Of course, of more interest to me is how this will impact the price of the Powerwall for stationary storage.
Goldman Sachs released a September 22 research note that predicted that coal will decline and never come back. “Peak coal is coming sooner than expected,” the investment bank concluded. “The industry does not require new investment given the ability of existing assets to satisfy flat demand, so prices will remain under pressure as the deflationary cycle continues.”
The conclusion is a stunning one, especially considering the years of predictions that coal would climb inexorably as developing countries expanded their grids and their economies grew quickly. Last December, for example, the IEA predicted that coal consumption would grow steadily in the years ahead, expanding by about 2.1 percent per year for the rest of the decade. China would account for three-fifths of the growth in demand. “We have heard many pledges and policies aimed at mitigating climate change, but over the next five years they will mostly fail to arrest the growth in coal demand,” the IEA’s executive director said in December 2014.
But a lot has happened since then.

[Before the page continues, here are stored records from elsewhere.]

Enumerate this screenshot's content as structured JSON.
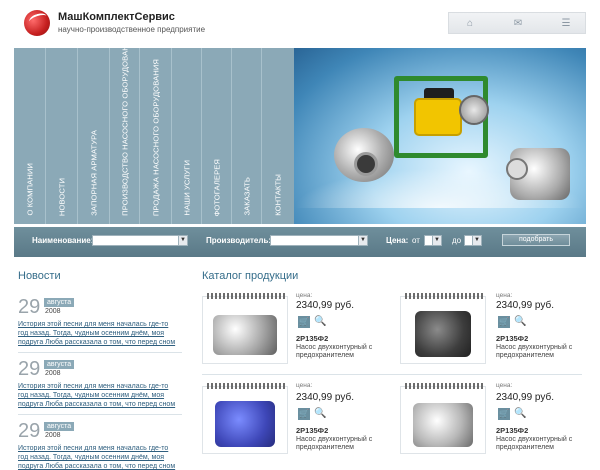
{
  "header": {
    "brand": "МашКомплектСервис",
    "tagline": "научно-производственное предприятие",
    "icons": [
      "home-icon",
      "mail-icon",
      "sitemap-icon"
    ]
  },
  "nav": {
    "items": [
      "О КОМПАНИИ",
      "НОВОСТИ",
      "ЗАПОРНАЯ АРМАТУРА",
      "ПРОИЗВОДСТВО НАСОСНОГО ОБОРУДОВАНИЯ",
      "ПРОДАЖА НАСОСНОГО ОБОРУДОВАНИЯ",
      "НАШИ УСЛУГИ",
      "ФОТОГАЛЕРЕЯ",
      "ЗАКАЗАТЬ",
      "КОНТАКТЫ"
    ]
  },
  "search": {
    "name_label": "Наименование:",
    "producer_label": "Производитель:",
    "price_label": "Цена:",
    "from_label": "от",
    "to_label": "до",
    "find_button": "подобрать"
  },
  "news": {
    "title": "Новости",
    "items": [
      {
        "day": "29",
        "month": "августа",
        "year": "2008",
        "text": "История этой песни для меня началась где-то год назад. Тогда, чудным осенним днём, моя подруга Люба рассказала о том, что перед сном"
      },
      {
        "day": "29",
        "month": "августа",
        "year": "2008",
        "text": "История этой песни для меня началась где-то год назад. Тогда, чудным осенним днём, моя подруга Люба рассказала о том, что перед сном"
      },
      {
        "day": "29",
        "month": "августа",
        "year": "2008",
        "text": "История этой песни для меня началась где-то год назад. Тогда, чудным осенним днём, моя подруга Люба рассказала о том, что перед сном"
      }
    ]
  },
  "catalog": {
    "title": "Каталог продукции",
    "items": [
      {
        "price_label": "цена:",
        "price": "2340,99 руб.",
        "code": "2Р135Ф2",
        "desc": "Насос двухконтурный с предохранителем"
      },
      {
        "price_label": "цена:",
        "price": "2340,99 руб.",
        "code": "2Р135Ф2",
        "desc": "Насос двухконтурный с предохранителем"
      },
      {
        "price_label": "цена:",
        "price": "2340,99 руб.",
        "code": "2Р135Ф2",
        "desc": "Насос двухконтурный с предохранителем"
      },
      {
        "price_label": "цена:",
        "price": "2340,99 руб.",
        "code": "2Р135Ф2",
        "desc": "Насос двухконтурный с предохранителем"
      }
    ]
  },
  "colors": {
    "accent": "#356d8a",
    "nav_bg": "#8ba9b7",
    "search_bg": "#5a7987"
  }
}
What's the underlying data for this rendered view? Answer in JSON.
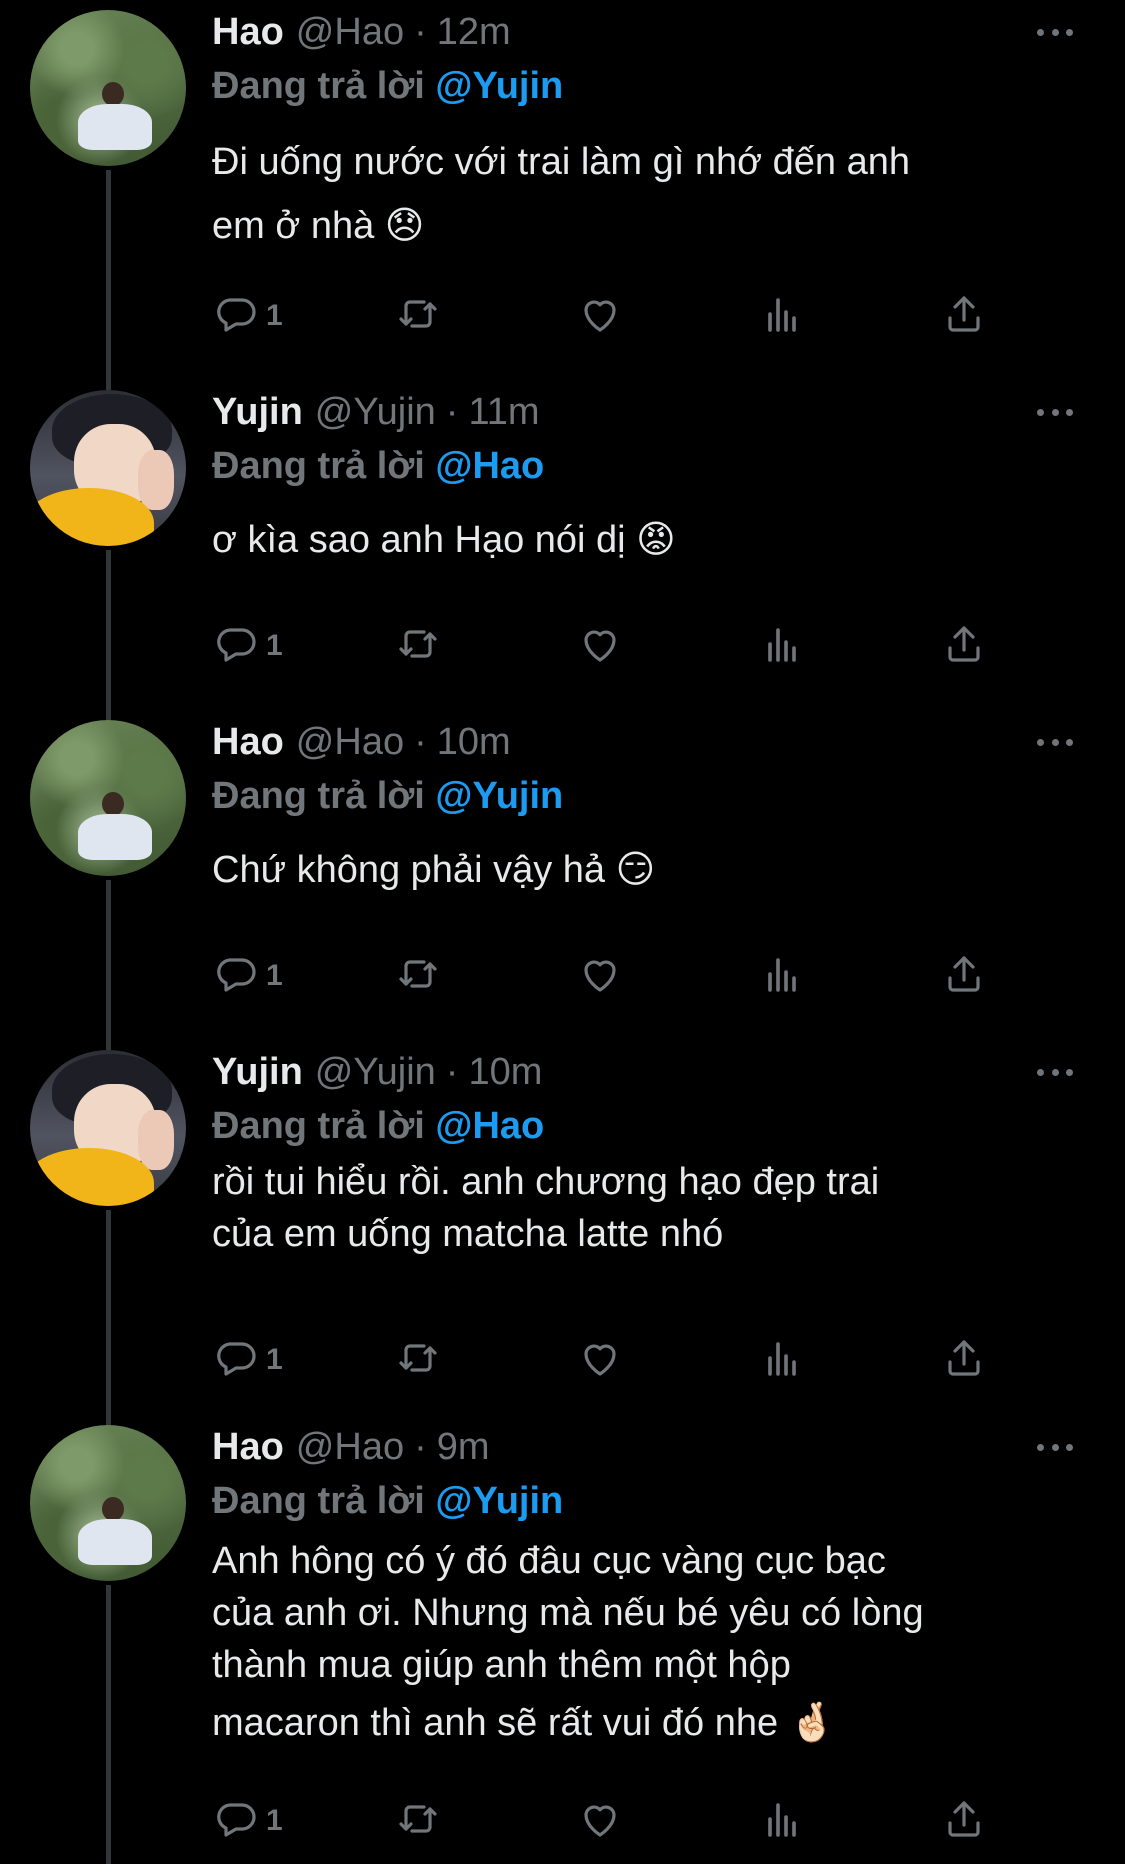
{
  "labels": {
    "replying_to": "Đang trả lời"
  },
  "colors": {
    "background": "#000000",
    "text": "#e7e9ea",
    "secondary": "#71767b",
    "mention": "#1d9bf0"
  },
  "tweets": [
    {
      "name": "Hao",
      "handle": "@Hao",
      "time": "12m",
      "replying_to": "@Yujin",
      "lines": [
        "Đi uống nước với trai làm gì nhớ đến anh",
        "em ở nhà 😞"
      ],
      "reply_count": "1",
      "avatar": "hao"
    },
    {
      "name": "Yujin",
      "handle": "@Yujin",
      "time": "11m",
      "replying_to": "@Hao",
      "lines": [
        "ơ kìa sao anh Hạo nói dị 😡"
      ],
      "reply_count": "1",
      "avatar": "yujin"
    },
    {
      "name": "Hao",
      "handle": "@Hao",
      "time": "10m",
      "replying_to": "@Yujin",
      "lines": [
        "Chứ không phải vậy hả 😏"
      ],
      "reply_count": "1",
      "avatar": "hao"
    },
    {
      "name": "Yujin",
      "handle": "@Yujin",
      "time": "10m",
      "replying_to": "@Hao",
      "lines": [
        "rồi tui hiểu rồi. anh chương hạo đẹp trai",
        "của em uống matcha latte nhó"
      ],
      "reply_count": "1",
      "avatar": "yujin"
    },
    {
      "name": "Hao",
      "handle": "@Hao",
      "time": "9m",
      "replying_to": "@Yujin",
      "lines": [
        "Anh hông có ý đó đâu cục vàng cục bạc",
        "của anh ơi. Nhưng mà nếu bé yêu có lòng",
        "thành mua giúp anh thêm một hộp",
        "macaron thì anh sẽ rất vui đó nhe 🤞🏻"
      ],
      "reply_count": "1",
      "avatar": "hao"
    }
  ]
}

Most important is the growing realization that China’s coal demand may not continue, a remarkable development, and perhaps a fatal one for many coal producers. The slowing demand for coal, along with the general commodity bust around the world, spells bad news for the coal industry. Goldman Sachs takes a dim view of coal prices for the foreseeable future. “We also reset our long-term forecast to $50/[tonne], down 23 percent from $65/[tonne], to reflect what we see as the remote likelihood that the market will tighten ever again,” the bank wrote.
In fact, it’s not just that demand growth will decline. Absolute demand will fall. Goldman Sachs predicts that global consumption of thermal coal used for electricity will dip from 6.15 billion tonnes in 2013 to just 5.98 billion tonnes in 2019. The decline is not enormous, but given the fact that not too long ago coal producers around the world expected strong growth for the next few decades, the downturn in coal demand is monumental.
Several coal producers in the U.S. have already gone bankrupt, including Alpha Natural Resources and Patriot Coal. Just this week, Arch Coal faced questions over a potential bankruptcy. Peabody, another major coal producer, is hoping to restructure some debt according to Bloomberg.
In contrast to the above article, the Bloomberg article titled "Batteries May Curb Sales by Power Companies, Moody’s Says" claims that Energy storage batteries will hurt the electric utilities because they will be installed at the customer's site, allowing the customer to buy low cost off peek power and forgo the high cost on peek power and reduce high demand fees as well.
Moody predicts that energy storage batteries will be economical for commercial customers in 3 to 5 years and for residential customers in 10 years.
This is a similar theme to what is going on with PV right now where there is a question if utility owned centralized PV or customer owned distributed PV will dominate the market. I tend to believe that customer owned distributed PV and batteries will likely dominate. On this score, unlike PV where the amount of behind the meter, customer owned PV is limited by roof space, behind the meter, customer owned battery storage is limited only by cost vs. benefit to the owner, so as cost goes down, the amount of customer owned storage will go up, so batteries pose an even greater potential harm to the utilities bottom line than does PV.